No one at the time knew why. The going theory at the time was that in order to get the benefits, your inventory needed to be 97% or higher in accuracy. No ones inventory is that accurate. Then you were not trained correctly on how to use the software. So, vendors started selling training. An industry of certified implementers was developed. Still, many businesses were not seeing the benefits. It became so bad, that the cost of the implementation wiped out any savings. If there were any.
Since then, we have moved on to MRP2 (Which is where I started my career in the mid to late 90’s) and now ERP systems.
So, why did the early pioneers succeed where the later adopters didn’t.
Eliyahu has a theory, which he admits, he didn’t think of at the time all this was happening.

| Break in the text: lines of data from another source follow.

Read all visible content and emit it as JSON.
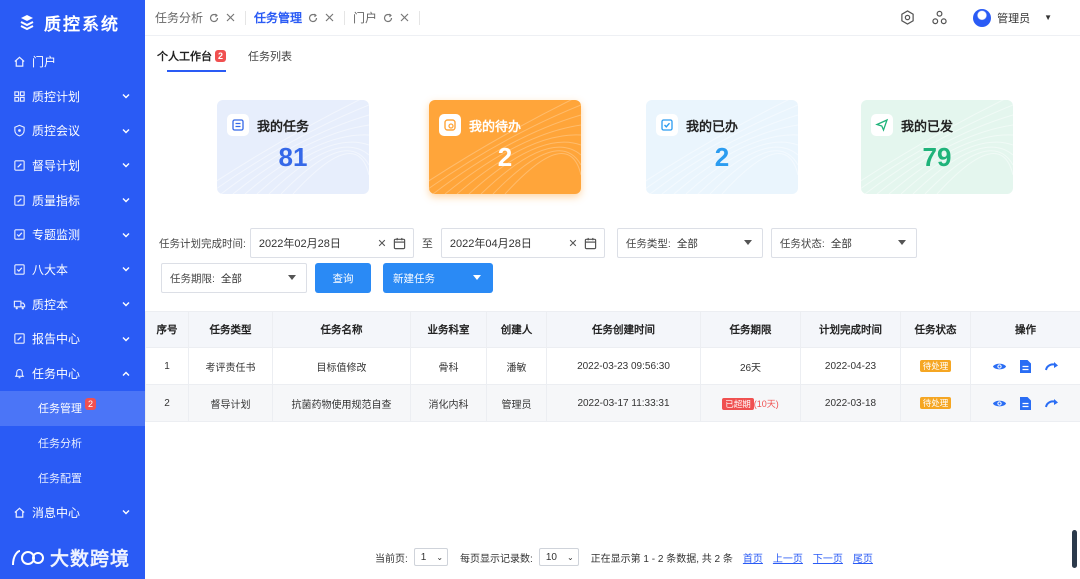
{
  "app": {
    "title": "质控系统",
    "watermark": "大数跨境"
  },
  "sidebar": {
    "items": [
      {
        "label": "门户",
        "icon": "home-icon",
        "has_children": false
      },
      {
        "label": "质控计划",
        "icon": "grid-icon",
        "has_children": true
      },
      {
        "label": "质控会议",
        "icon": "shield-icon",
        "has_children": true
      },
      {
        "label": "督导计划",
        "icon": "edit-icon",
        "has_children": true
      },
      {
        "label": "质量指标",
        "icon": "edit-icon",
        "has_children": true
      },
      {
        "label": "专题监测",
        "icon": "check-square-icon",
        "has_children": true
      },
      {
        "label": "八大本",
        "icon": "check-square-icon",
        "has_children": true
      },
      {
        "label": "质控本",
        "icon": "truck-icon",
        "has_children": true
      },
      {
        "label": "报告中心",
        "icon": "edit-icon",
        "has_children": true
      },
      {
        "label": "任务中心",
        "icon": "bell-icon",
        "has_children": true,
        "expanded": true
      }
    ],
    "task_children": [
      {
        "label": "任务管理",
        "badge": "2",
        "active": true
      },
      {
        "label": "任务分析"
      },
      {
        "label": "任务配置"
      }
    ],
    "after": {
      "label": "消息中心",
      "icon": "globe-icon"
    }
  },
  "topbar": {
    "tabs": [
      {
        "label": "任务分析",
        "active": false
      },
      {
        "label": "任务管理",
        "active": true
      },
      {
        "label": "门户",
        "active": false
      }
    ],
    "user": "管理员"
  },
  "subtabs": [
    {
      "label": "个人工作台",
      "badge": "2",
      "active": true
    },
    {
      "label": "任务列表",
      "active": false
    }
  ],
  "cards": [
    {
      "title": "我的任务",
      "value": "81",
      "color": "#3568e8",
      "bg": "#e7eefc"
    },
    {
      "title": "我的待办",
      "value": "2",
      "color": "#ffffff",
      "bg": "#ffa53a"
    },
    {
      "title": "我的已办",
      "value": "2",
      "color": "#2b9cf0",
      "bg": "#eaf5fd"
    },
    {
      "title": "我的已发",
      "value": "79",
      "color": "#1fb37a",
      "bg": "#e4f6ee"
    }
  ],
  "filters": {
    "date_label": "任务计划完成时间:",
    "start_date": "2022年02月28日",
    "to": "至",
    "end_date": "2022年04月28日",
    "type_label": "任务类型:",
    "type_value": "全部",
    "status_label": "任务状态:",
    "status_value": "全部",
    "period_label": "任务期限:",
    "period_value": "全部",
    "query_btn": "查询",
    "new_btn": "新建任务"
  },
  "table": {
    "headers": [
      "序号",
      "任务类型",
      "任务名称",
      "业务科室",
      "创建人",
      "任务创建时间",
      "任务期限",
      "计划完成时间",
      "任务状态",
      "操作"
    ],
    "rows": [
      {
        "no": "1",
        "type": "考评责任书",
        "name": "目标值修改",
        "dept": "骨科",
        "creator": "潘敏",
        "created": "2022-03-23 09:56:30",
        "period": "26天",
        "overdue": "",
        "planned": "2022-04-23",
        "status": "待处理"
      },
      {
        "no": "2",
        "type": "督导计划",
        "name": "抗菌药物使用规范自查",
        "dept": "消化内科",
        "creator": "管理员",
        "created": "2022-03-17 11:33:31",
        "period": "(10天)",
        "overdue": "已超期",
        "planned": "2022-03-18",
        "status": "待处理"
      }
    ]
  },
  "pager": {
    "current_label": "当前页:",
    "current": "1",
    "size_label": "每页显示记录数:",
    "size": "10",
    "summary": "正在显示第 1 - 2 条数据, 共 2 条",
    "first": "首页",
    "prev": "上一页",
    "next": "下一页",
    "last": "尾页"
  }
}
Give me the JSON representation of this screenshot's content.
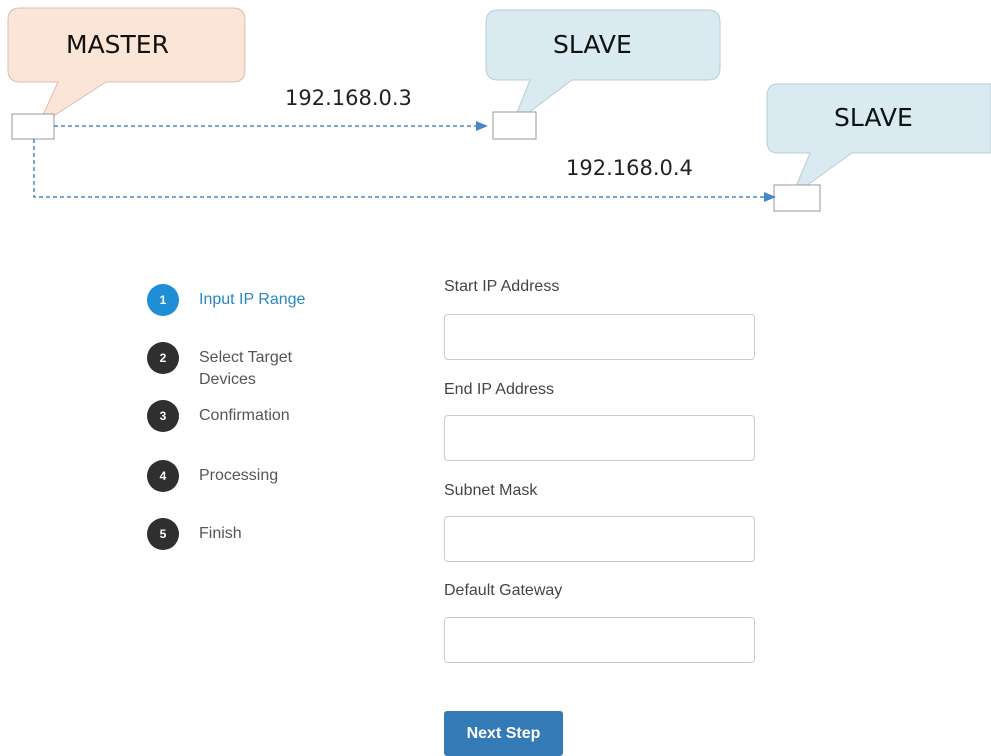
{
  "diagram": {
    "master_label": "MASTER",
    "slave1_label": "SLAVE",
    "slave2_label": "SLAVE",
    "ip1": "192.168.0.3",
    "ip2": "192.168.0.4",
    "colors": {
      "master_fill": "#fbe5d6",
      "slave_fill": "#d9eaf1",
      "arrow": "#4a86c8"
    }
  },
  "steps": [
    {
      "number": "1",
      "label": "Input IP Range",
      "active": true
    },
    {
      "number": "2",
      "label": "Select Target Devices",
      "active": false
    },
    {
      "number": "3",
      "label": "Confirmation",
      "active": false
    },
    {
      "number": "4",
      "label": "Processing",
      "active": false
    },
    {
      "number": "5",
      "label": "Finish",
      "active": false
    }
  ],
  "form": {
    "start_ip_label": "Start IP Address",
    "start_ip_value": "",
    "end_ip_label": "End IP Address",
    "end_ip_value": "",
    "subnet_label": "Subnet Mask",
    "subnet_value": "",
    "gateway_label": "Default Gateway",
    "gateway_value": ""
  },
  "next_button_label": "Next Step",
  "colors": {
    "accent": "#1e8fd5",
    "button": "#337ab7"
  }
}
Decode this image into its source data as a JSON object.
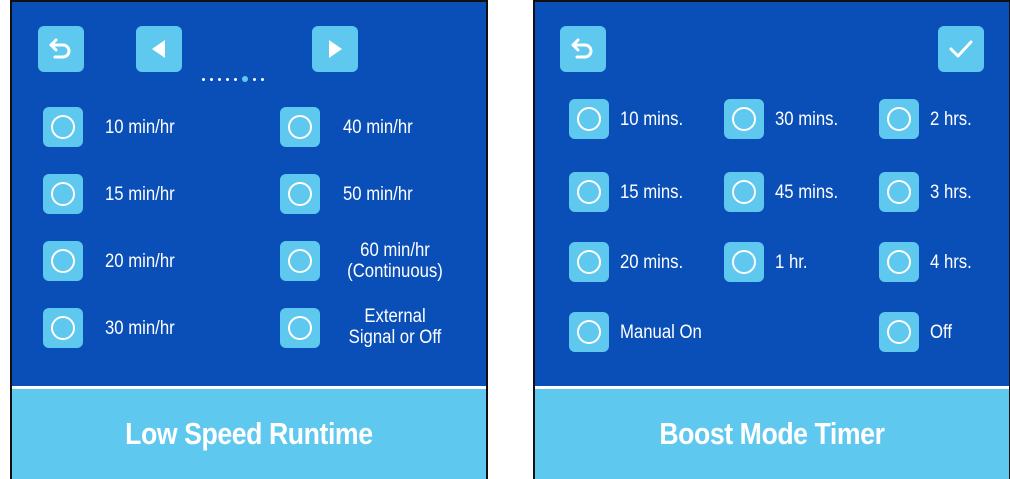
{
  "left_screen": {
    "title": "Low Speed Runtime",
    "pager": {
      "count": 8,
      "active_index": 5
    },
    "options": [
      {
        "label": "10 min/hr",
        "selected": false
      },
      {
        "label": "15 min/hr",
        "selected": false
      },
      {
        "label": "20 min/hr",
        "selected": false
      },
      {
        "label": "30 min/hr",
        "selected": false
      },
      {
        "label": "40 min/hr",
        "selected": false
      },
      {
        "label": "50 min/hr",
        "selected": false
      },
      {
        "label_line1": "60 min/hr",
        "label_line2": "(Continuous)",
        "selected": false
      },
      {
        "label_line1": "External",
        "label_line2": "Signal or Off",
        "selected": false
      }
    ]
  },
  "right_screen": {
    "title": "Boost Mode Timer",
    "options": [
      {
        "label": "10 mins.",
        "selected": false
      },
      {
        "label": "30 mins.",
        "selected": false
      },
      {
        "label": "2 hrs.",
        "selected": false
      },
      {
        "label": "15 mins.",
        "selected": false
      },
      {
        "label": "45 mins.",
        "selected": false
      },
      {
        "label": "3 hrs.",
        "selected": false
      },
      {
        "label": "20 mins.",
        "selected": false
      },
      {
        "label": "1 hr.",
        "selected": false
      },
      {
        "label": "4 hrs.",
        "selected": false
      },
      {
        "label": "Manual On",
        "selected": false
      },
      {
        "label": "Off",
        "selected": false
      }
    ]
  },
  "icons": {
    "back": "back-arrow-icon",
    "prev": "triangle-left-icon",
    "next": "triangle-right-icon",
    "confirm": "checkmark-icon",
    "radio": "radio-circle-icon"
  },
  "colors": {
    "panel_blue": "#0a4fb8",
    "accent_light_blue": "#5ec8ee",
    "text": "#ffffff"
  }
}
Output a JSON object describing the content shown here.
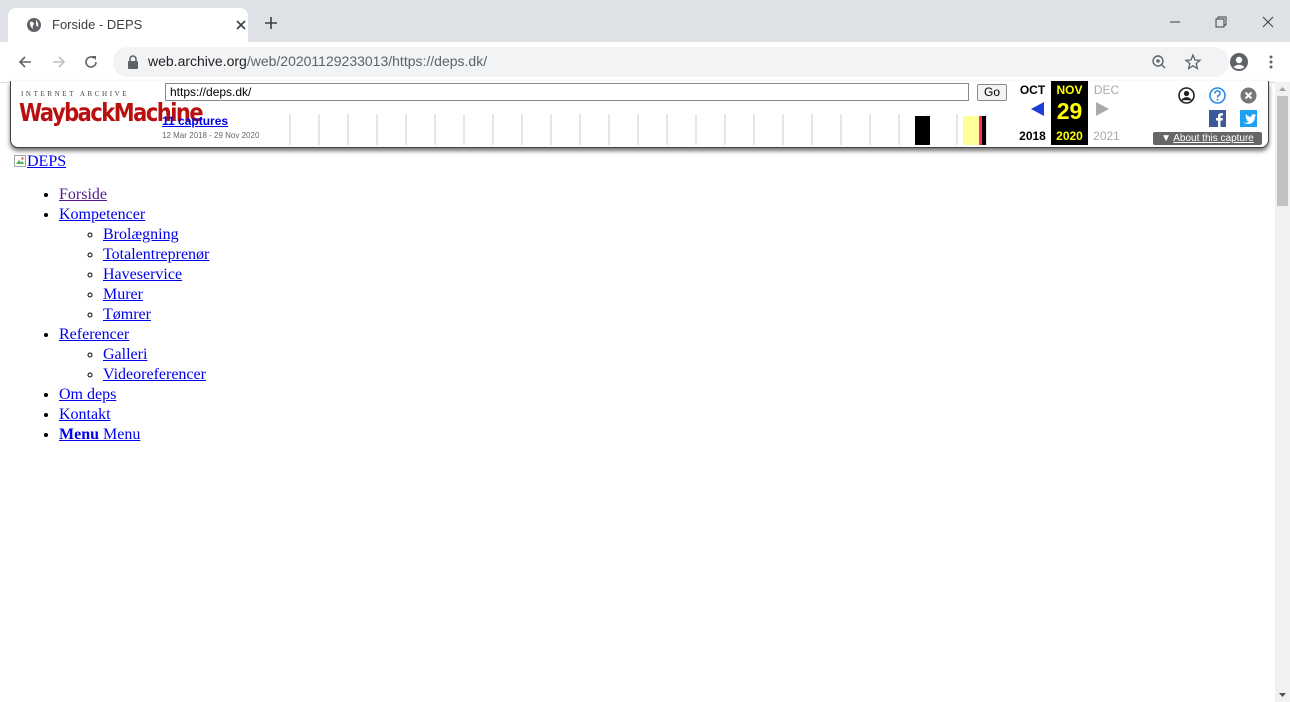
{
  "browser": {
    "tab_title": "Forside - DEPS",
    "url_host": "web.archive.org",
    "url_path": "/web/20201129233013/https://deps.dk/"
  },
  "wayback": {
    "ia_label": "INTERNET ARCHIVE",
    "logo_text": "WaybackMachine",
    "url_value": "https://deps.dk/",
    "go_label": "Go",
    "captures_label": "11 captures",
    "date_range": "12 Mar 2018 - 29 Nov 2020",
    "months": {
      "prev": "OCT",
      "current": "NOV",
      "next": "DEC"
    },
    "day": "29",
    "years": {
      "prev": "2018",
      "current": "2020",
      "next": "2021"
    },
    "about_label": "About this capture"
  },
  "page": {
    "logo_alt": "DEPS",
    "nav": [
      {
        "label": "Forside"
      },
      {
        "label": "Kompetencer",
        "children": [
          "Brolægning",
          "Totalentreprenør",
          "Haveservice",
          "Murer",
          "Tømrer"
        ]
      },
      {
        "label": "Referencer",
        "children": [
          "Galleri",
          "Videoreferencer"
        ]
      },
      {
        "label": "Om deps"
      },
      {
        "label": "Kontakt"
      }
    ],
    "menu_bold": "Menu",
    "menu_plain": "Menu"
  },
  "colors": {
    "wayback_logo": "#b8100f",
    "current_month_bg": "#000000",
    "current_highlight": "#ffff00",
    "link": "#0000ee",
    "visited_link": "#551a8b"
  }
}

What is the most important part of the data? Its the orders. The new recipients of MRP software forgot about this. What they did was run their MRP system overnight – once a month. So the customer orders were still fulfilled a month or 2 later. It was if the limitation of the calculation time was still there. The procedures and processes were not changed. So no net benefit. That is not to say that there wasn’t benefit, they no longer had 20 people taking a month to do the calculations, it could now be done overnight. But this benefit does not lead to the magical profits the early adopters were getting. So why did the early adopters get the benefits? These were the more forward thinking companies. They ran their systems more frequently. Fortnightly, weekly or every few days. They were able to get their orders in sooner. Get their products made sooner and get the end result into the customers hands sooner.
Eliyahu has come up with 4 questions to ask when looking into new technology.
- What is the power of the technology?
This is an easy question to answer. Just speak to the Vendors. They will talk all day about the power.
- What technology does this technology diminish for us?
This gets harder. Trying to identify what limitation is diminished. Remember that some are seen and obvious, some, not so obvious. You need to identify precisely what is affected.
- What rules, policies, procedures, measurements etc helped us accommodate the limitation?
It gets harder and harder. Here you have to identify what you do to accommodate the limitation.If you do not identify the rules, procedures, processes etc you run the risk of leaving them in place. Then you will find yourself still in the same position.
In MRP’s case above, it was processing orders monthly.
- Finally, What rules, policies, procedures measurements etc should we be doing now?
Now that the limitation has been removed, how far can we go before we hit the next limitation?
So, how does this affect Agile. Well, I see Agile as another technology. It may not be a new piece of software, but it is a new way of doing things. If you are not careful and identify what needs to be changed from a traditional Waterfall implementation. If you just focus on the superficial such as stand-ups and Kanban boards, and not focus on the planning, or retrospectives (At least in Scrum’s case) where you try to continuously improve, then you are still working under the limitation or Waterfall. Yes, there are some benefits. Just like the late adopters of MRP software saved some money by not having 20 people doing the calculations (It really sucked for those 20 people being laid off) but the massive benefits were not realized.